I knew I had a problem when I find myself lying perfectly still in bed, crying. My knees, back and neck had all given up on me. And I knew why. At 28, it’s hard to say I’m old, but I certainly feel I’ve lost the invincibility of my youth, and that’s led me to making some hard choices about the two sports I love: open water swimming and running.
The signs have been there for a while. I’ve begrudgingly stopped writing ‘student’ as my occupation, I call my 18-year-old housemates ‘kids’, I developed a taste for wine, and my body hates me. That’s adulthood, right? I should have known it was coming when I was denied student entrance to the Sintra National Palace in October because the receptionist didn’t believe I was 25. Until then, people regularly asked me what high school I attended. Suddenly I was looking my age. Not fair!
Weeks later, my back started hurting when I sat at my desk for too long. Next, my knees turned on me.
After successfully leading a 5-kilometre running group last winter, I was offered the 30-kilometre group this year. The adult part of me knew it was a bad idea. My swim-heavy summer had reduced my running fitness and I had never been great with distances. But the young-at-heart, foolish part of me agreed.

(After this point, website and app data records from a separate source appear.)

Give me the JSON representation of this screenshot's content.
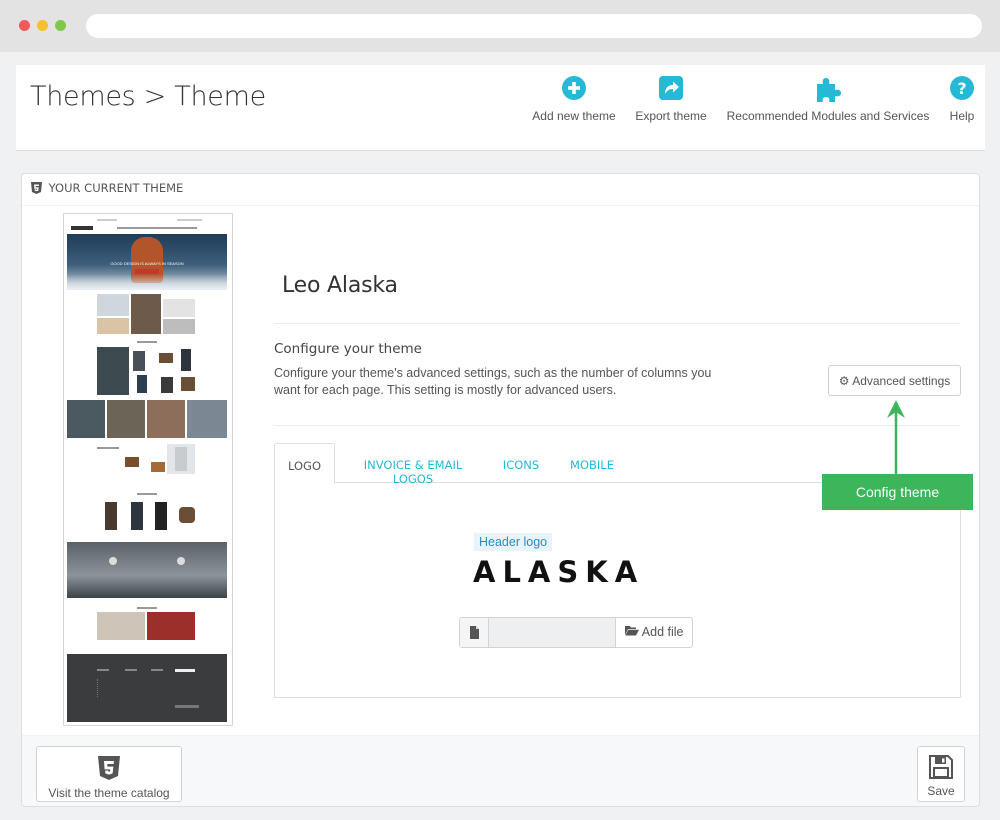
{
  "header": {
    "title": "Themes > Theme",
    "toolbar": {
      "add_new_theme": "Add new theme",
      "export_theme": "Export theme",
      "recommended": "Recommended Modules and Services",
      "help": "Help"
    }
  },
  "panel": {
    "heading": "YOUR CURRENT THEME",
    "theme_name": "Leo Alaska",
    "configure_title": "Configure your theme",
    "configure_desc": "Configure your theme's advanced settings, such as the number of columns you want for each page. This setting is mostly for advanced users.",
    "advanced_settings_label": "Advanced settings",
    "tabs": [
      "LOGO",
      "INVOICE & EMAIL LOGOS",
      "ICONS",
      "MOBILE"
    ],
    "active_tab": "LOGO",
    "logo_section": {
      "label": "Header logo",
      "logo_text": "ALASKA",
      "add_file_label": "Add file"
    },
    "preview": {
      "hero_text": "GOOD DESIGN IS ALWAYS IN SEASON"
    }
  },
  "callout": {
    "text": "Config theme",
    "color": "#3db65b"
  },
  "footer": {
    "catalog_label": "Visit the theme catalog",
    "save_label": "Save"
  },
  "colors": {
    "accent": "#25b9d7",
    "callout": "#3db65b"
  }
}
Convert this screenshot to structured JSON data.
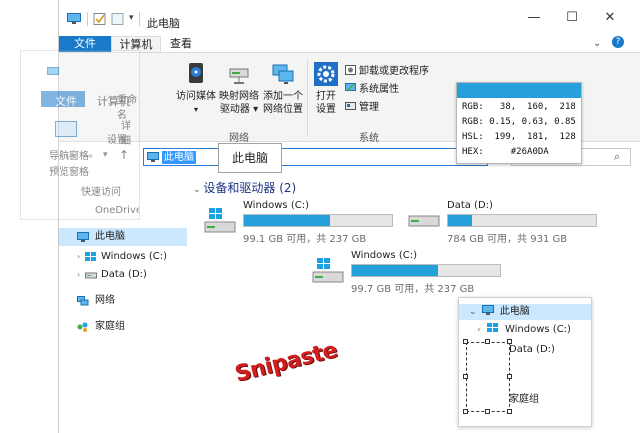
{
  "window": {
    "title": "此电脑"
  },
  "ribbon_tabs": {
    "file": "文件",
    "computer": "计算机",
    "view": "查看"
  },
  "ribbon": {
    "access_media": "访问媒体",
    "map_drive_1": "映射网络",
    "map_drive_2": "驱动器",
    "add_location_1": "添加一个",
    "add_location_2": "网络位置",
    "open_settings_1": "打开",
    "open_settings_2": "设置",
    "uninstall": "卸载或更改程序",
    "system_props": "系统属性",
    "manage": "管理",
    "group_network": "网络",
    "group_system": "系统",
    "rename": "重命名"
  },
  "address": {
    "path": "此电脑"
  },
  "tooltip": "此电脑",
  "color_picker": {
    "rgb": "RGB:   38,  160,  218",
    "rgbf": "RGB: 0.15, 0.63, 0.85",
    "hsl": "HSL:  199,  181,  128",
    "hex": "HEX:     #26A0DA",
    "swatch_color": "#26A0DA"
  },
  "nav": {
    "this_pc": "此电脑",
    "windows_c": "Windows (C:)",
    "data_d": "Data (D:)",
    "network": "网络",
    "homegroup": "家庭组"
  },
  "content": {
    "section_title": "设备和驱动器 (2)",
    "drives": [
      {
        "name": "Windows (C:)",
        "size": "99.1 GB 可用，共 237 GB",
        "used": 0.58
      },
      {
        "name": "Data (D:)",
        "size": "784 GB 可用，共 931 GB",
        "used": 0.16
      },
      {
        "name": "Windows (C:)",
        "size": "99.7 GB 可用，共 237 GB",
        "used": 0.58
      }
    ]
  },
  "ghost": {
    "file": "文件",
    "computer": "计算机",
    "rename": "重命名",
    "details": "详细",
    "nav_pane": "导航窗格",
    "preview_pane": "预览窗格",
    "quick_access": "快速访问",
    "onedrive": "OneDrive",
    "settings": "设置"
  },
  "logo": "Snipaste",
  "snip_tree": {
    "this_pc": "此电脑",
    "windows_c": "Windows (C:)",
    "data_d": "Data (D:)",
    "homegroup": "家庭组"
  },
  "colors": {
    "accent": "#26A0DA",
    "file_tab": "#1979CA",
    "logo": "#D11F1F"
  }
}
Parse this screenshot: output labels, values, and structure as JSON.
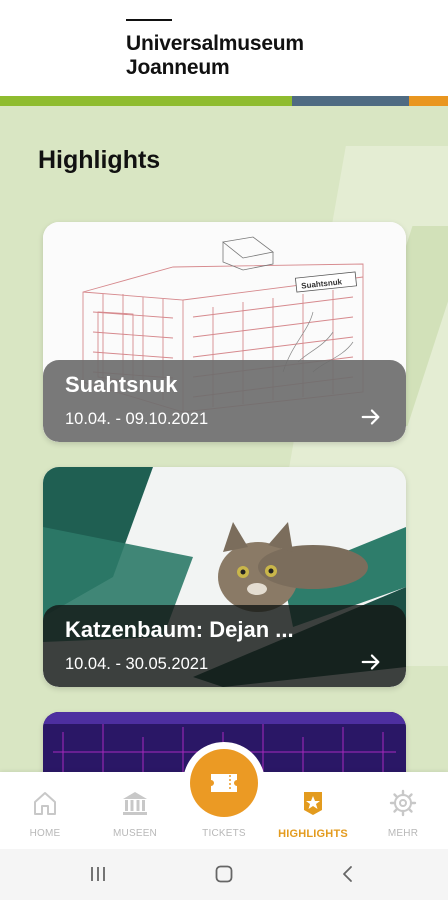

I made it through the first week fine. But after not allowing enough recovery from a half marathon, a 15-kilometre training run left me exhausted with sore knees.
But I still didn’t stop. So my body screamed even louder. I was reaching for my toothbrush one Tuesday when a muscle in my neck spasmed. The entire left side of my body seized and all movement hurt.
Eventually my muscles relaxed enough to move and I saw a registered massage therapist. She was horrified. Apparently the tightness of an athlete combined with the computer use of a student and the stress of a human left my neck exceptionally tight.
I was devastated. I was a swimmer who couldn’t swim because of a sore neck and a runner who couldn’t run because of sore knees.
As my neck pain eased, my back pain increased. I saw a physiotherapist who determined that I have a tight quadratus lumborum, which results from overuse and poor posture. Working on my computer in bed had got to me. And running increasingly long distances with no build-up and insufficient rest exacerbated the problem.
I was in pain and frustrated. I cried for days. But as time past, I realised that without the invulnerability of a teenager, I needed the maturity of an adult. I had pushed too hard, too fast without giving my body enough consideration and I was paying the price. It was time to resolve the problem.
I don’t have the body of a runner. And I don’t have time to train for two sports. It’s time to end my distance running career. I’ve completed two marathons, eight half marathons, and two other distance events. I’ve had a good run (pun intended). It’s time to move on.
But I’m not done swimming! I love swimming! I have a lot of unfinished goals and I’m going to complete them. But things need to change. I need to increase my strength and flexibility. So I’m changing my training regime for the new year.
I would love Peter Pan to let me stay young forever. But eventually Wendy and the boys accepted they had to grow up. I need to also. I’m not getting any younger but if I try very hard, I will get wiser.